» **ENTRIES PROVIDED**
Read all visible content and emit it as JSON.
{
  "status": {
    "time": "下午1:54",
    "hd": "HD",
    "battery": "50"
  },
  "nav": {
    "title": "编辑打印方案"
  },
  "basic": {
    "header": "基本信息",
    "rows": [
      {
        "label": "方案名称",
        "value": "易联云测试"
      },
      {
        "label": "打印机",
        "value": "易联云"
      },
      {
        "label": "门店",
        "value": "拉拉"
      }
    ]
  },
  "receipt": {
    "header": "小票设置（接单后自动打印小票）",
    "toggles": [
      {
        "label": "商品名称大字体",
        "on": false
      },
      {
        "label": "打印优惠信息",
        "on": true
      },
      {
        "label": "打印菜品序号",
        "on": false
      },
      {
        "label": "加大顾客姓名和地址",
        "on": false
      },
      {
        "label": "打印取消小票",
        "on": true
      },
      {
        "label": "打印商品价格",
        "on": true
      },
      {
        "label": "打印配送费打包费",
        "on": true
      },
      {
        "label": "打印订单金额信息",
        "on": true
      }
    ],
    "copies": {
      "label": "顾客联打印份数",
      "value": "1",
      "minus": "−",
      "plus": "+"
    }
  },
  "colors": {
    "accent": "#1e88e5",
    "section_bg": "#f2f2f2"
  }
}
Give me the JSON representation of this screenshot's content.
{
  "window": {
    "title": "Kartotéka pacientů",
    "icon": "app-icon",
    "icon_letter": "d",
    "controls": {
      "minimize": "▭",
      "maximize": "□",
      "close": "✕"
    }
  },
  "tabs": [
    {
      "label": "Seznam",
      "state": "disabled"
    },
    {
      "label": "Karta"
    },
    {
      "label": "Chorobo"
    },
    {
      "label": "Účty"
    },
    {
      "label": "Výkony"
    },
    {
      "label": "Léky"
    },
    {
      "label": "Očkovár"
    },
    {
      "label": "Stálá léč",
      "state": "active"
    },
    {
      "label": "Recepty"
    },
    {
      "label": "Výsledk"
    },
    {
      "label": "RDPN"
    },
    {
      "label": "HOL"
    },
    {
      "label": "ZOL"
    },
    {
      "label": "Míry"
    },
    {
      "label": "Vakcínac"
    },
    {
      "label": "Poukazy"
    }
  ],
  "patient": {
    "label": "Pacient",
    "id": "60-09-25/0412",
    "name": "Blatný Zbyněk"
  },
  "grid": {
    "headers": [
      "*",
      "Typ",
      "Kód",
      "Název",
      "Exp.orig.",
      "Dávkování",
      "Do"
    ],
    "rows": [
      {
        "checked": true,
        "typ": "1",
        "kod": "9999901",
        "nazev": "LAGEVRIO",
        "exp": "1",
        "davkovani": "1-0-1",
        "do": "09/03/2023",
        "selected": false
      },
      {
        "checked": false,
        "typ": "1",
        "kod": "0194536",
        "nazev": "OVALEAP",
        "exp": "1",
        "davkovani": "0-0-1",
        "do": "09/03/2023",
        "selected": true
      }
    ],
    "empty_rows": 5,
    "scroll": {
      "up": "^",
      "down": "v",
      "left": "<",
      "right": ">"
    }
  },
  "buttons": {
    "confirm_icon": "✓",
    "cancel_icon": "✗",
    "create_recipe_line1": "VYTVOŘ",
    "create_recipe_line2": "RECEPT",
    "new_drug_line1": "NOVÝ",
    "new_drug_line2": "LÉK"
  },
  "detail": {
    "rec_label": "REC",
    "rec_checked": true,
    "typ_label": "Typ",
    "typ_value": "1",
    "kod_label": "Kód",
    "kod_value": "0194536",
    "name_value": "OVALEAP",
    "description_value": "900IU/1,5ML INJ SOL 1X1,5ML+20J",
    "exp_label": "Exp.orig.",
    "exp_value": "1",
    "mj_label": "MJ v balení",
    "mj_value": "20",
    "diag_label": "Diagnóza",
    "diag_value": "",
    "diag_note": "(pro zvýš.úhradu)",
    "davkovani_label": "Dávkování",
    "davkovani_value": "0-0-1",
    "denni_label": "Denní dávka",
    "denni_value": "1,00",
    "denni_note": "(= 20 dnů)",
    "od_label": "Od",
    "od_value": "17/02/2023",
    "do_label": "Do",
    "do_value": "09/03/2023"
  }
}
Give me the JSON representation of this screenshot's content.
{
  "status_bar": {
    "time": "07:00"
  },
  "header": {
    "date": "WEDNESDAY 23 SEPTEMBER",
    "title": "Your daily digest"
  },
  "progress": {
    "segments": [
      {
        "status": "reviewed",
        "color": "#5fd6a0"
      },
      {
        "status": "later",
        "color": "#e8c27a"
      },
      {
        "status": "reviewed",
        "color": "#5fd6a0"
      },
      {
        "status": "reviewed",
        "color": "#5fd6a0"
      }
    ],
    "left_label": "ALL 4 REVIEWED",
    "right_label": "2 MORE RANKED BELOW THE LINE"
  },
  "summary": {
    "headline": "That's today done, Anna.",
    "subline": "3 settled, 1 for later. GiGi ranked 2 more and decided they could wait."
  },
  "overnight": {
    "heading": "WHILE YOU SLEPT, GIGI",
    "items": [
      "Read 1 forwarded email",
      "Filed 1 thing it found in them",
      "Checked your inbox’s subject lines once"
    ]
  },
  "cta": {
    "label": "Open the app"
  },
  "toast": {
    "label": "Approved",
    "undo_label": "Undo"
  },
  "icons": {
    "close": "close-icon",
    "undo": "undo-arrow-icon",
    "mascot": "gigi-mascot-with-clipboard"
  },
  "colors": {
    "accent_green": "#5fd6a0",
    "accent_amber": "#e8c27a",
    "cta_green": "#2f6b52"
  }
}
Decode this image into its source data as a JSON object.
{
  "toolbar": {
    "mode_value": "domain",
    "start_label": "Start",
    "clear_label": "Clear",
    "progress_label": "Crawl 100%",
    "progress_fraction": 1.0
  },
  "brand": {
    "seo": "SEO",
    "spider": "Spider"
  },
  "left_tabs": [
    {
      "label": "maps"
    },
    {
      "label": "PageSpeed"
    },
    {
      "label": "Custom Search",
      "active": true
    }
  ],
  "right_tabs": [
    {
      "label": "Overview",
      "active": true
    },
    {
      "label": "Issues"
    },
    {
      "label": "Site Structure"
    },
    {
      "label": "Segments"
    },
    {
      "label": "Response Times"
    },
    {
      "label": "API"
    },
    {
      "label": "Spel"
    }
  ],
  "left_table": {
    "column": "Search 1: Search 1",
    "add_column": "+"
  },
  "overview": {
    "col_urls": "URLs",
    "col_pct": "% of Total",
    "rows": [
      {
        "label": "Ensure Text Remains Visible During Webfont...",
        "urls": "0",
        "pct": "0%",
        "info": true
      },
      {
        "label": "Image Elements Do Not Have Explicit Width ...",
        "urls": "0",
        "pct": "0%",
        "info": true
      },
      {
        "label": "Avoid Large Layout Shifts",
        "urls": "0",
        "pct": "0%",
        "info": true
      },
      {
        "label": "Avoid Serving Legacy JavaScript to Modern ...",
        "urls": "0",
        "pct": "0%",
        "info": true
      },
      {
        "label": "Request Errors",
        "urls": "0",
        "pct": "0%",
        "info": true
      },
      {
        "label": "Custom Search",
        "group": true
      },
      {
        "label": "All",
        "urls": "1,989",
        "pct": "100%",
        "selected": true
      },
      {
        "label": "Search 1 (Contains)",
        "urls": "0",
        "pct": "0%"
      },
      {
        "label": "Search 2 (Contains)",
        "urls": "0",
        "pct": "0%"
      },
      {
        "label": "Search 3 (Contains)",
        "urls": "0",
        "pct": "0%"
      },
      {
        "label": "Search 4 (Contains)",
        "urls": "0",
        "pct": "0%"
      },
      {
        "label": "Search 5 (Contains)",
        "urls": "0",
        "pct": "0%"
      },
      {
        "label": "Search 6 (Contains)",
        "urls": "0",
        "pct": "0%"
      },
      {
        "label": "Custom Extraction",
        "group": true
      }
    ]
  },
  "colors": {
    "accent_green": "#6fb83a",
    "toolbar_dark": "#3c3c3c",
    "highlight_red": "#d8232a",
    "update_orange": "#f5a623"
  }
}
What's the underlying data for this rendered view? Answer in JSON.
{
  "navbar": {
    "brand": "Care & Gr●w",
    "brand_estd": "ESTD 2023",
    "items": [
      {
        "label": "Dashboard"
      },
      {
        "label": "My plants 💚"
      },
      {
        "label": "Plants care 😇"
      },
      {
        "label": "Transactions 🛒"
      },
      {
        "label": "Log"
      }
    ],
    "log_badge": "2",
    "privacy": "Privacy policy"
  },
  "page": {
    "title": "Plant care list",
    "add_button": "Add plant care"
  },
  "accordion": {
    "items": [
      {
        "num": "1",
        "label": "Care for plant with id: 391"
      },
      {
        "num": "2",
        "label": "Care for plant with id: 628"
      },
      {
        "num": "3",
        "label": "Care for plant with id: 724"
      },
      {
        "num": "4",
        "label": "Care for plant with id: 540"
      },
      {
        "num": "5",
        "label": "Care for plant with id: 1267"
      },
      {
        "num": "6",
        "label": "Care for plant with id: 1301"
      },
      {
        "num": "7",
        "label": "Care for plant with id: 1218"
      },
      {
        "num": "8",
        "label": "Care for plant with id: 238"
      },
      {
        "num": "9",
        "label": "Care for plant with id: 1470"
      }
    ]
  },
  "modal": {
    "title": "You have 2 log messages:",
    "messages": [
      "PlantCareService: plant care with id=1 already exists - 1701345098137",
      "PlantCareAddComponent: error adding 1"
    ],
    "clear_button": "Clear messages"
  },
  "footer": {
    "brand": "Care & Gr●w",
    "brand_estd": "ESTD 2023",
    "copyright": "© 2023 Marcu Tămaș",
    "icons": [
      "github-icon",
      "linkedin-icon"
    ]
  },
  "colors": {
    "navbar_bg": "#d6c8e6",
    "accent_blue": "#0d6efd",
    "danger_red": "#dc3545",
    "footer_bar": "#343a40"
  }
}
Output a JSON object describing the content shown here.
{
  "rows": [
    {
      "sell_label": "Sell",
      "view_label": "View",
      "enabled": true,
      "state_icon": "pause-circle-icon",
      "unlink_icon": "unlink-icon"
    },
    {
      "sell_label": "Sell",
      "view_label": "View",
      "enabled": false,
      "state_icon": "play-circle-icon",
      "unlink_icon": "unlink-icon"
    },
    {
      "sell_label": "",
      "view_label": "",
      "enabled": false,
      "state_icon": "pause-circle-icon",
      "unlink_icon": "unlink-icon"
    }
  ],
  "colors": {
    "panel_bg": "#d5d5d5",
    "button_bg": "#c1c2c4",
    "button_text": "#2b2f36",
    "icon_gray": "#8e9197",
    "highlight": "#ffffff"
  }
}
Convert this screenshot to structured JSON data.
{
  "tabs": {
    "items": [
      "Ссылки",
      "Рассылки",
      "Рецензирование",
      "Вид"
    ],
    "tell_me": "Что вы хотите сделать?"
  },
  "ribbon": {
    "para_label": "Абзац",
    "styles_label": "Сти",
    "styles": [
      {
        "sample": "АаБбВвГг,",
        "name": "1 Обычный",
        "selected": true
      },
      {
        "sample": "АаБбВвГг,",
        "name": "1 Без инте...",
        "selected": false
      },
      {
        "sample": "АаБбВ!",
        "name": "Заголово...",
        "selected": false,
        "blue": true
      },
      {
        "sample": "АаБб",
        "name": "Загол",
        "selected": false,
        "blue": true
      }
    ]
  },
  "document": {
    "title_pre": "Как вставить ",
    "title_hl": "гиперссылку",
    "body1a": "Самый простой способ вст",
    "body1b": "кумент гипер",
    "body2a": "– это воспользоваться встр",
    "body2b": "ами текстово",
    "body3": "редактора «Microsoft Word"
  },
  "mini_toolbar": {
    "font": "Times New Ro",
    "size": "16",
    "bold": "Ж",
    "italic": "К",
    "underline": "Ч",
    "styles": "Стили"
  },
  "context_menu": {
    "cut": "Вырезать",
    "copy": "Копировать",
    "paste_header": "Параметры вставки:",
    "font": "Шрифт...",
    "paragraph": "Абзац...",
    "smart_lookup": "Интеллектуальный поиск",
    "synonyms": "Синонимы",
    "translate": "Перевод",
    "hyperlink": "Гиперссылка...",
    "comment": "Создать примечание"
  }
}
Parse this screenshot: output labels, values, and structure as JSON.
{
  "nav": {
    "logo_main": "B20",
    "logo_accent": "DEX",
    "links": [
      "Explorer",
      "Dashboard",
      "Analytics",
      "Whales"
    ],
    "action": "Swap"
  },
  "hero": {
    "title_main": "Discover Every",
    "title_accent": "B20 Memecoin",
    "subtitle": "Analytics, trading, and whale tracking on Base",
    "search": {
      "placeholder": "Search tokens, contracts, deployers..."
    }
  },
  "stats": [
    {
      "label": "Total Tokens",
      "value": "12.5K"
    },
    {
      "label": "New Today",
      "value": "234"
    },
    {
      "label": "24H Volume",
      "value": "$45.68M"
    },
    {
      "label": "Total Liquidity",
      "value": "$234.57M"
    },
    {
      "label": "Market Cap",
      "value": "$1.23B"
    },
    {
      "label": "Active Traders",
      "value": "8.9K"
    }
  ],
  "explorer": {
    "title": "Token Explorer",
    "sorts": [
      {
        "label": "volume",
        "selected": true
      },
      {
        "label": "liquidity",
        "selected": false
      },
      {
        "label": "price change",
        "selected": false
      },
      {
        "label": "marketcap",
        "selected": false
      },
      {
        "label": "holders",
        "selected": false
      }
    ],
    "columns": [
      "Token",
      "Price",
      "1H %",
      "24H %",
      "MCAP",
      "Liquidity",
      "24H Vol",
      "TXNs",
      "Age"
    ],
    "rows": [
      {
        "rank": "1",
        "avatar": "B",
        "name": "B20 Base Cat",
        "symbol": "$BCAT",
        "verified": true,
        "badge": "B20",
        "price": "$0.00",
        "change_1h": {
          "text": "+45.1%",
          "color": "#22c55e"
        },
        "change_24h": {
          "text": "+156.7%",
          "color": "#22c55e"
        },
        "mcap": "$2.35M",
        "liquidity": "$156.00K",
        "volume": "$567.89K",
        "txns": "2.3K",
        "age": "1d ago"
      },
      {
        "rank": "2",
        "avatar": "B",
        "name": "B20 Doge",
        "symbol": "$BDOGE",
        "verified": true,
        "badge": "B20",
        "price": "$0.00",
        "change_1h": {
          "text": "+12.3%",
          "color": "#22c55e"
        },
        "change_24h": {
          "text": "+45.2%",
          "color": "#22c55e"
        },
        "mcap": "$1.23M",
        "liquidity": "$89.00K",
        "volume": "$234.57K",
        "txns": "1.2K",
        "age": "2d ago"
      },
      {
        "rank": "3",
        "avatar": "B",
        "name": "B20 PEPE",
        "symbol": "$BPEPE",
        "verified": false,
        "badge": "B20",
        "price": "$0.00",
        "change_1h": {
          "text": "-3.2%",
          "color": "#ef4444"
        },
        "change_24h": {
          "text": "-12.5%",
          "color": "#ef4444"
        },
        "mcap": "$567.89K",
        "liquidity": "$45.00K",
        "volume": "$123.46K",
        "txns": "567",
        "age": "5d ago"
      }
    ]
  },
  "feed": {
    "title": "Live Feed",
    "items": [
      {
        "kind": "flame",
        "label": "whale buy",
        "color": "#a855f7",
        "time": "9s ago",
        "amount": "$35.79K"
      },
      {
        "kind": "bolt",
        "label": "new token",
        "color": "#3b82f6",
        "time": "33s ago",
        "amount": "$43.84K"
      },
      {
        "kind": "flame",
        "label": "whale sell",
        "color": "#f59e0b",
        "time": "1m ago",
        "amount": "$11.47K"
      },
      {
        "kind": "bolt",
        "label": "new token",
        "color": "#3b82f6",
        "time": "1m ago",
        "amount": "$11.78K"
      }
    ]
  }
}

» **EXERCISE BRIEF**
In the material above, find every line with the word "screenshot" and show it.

» **SOLUTION TO THE PROBLEM**
Give me the JSON representation of this screenshot's content.
Give me the JSON representation of this screenshot's content.
Convert this screenshot to structured JSON data.
Parse this screenshot: output labels, values, and structure as JSON.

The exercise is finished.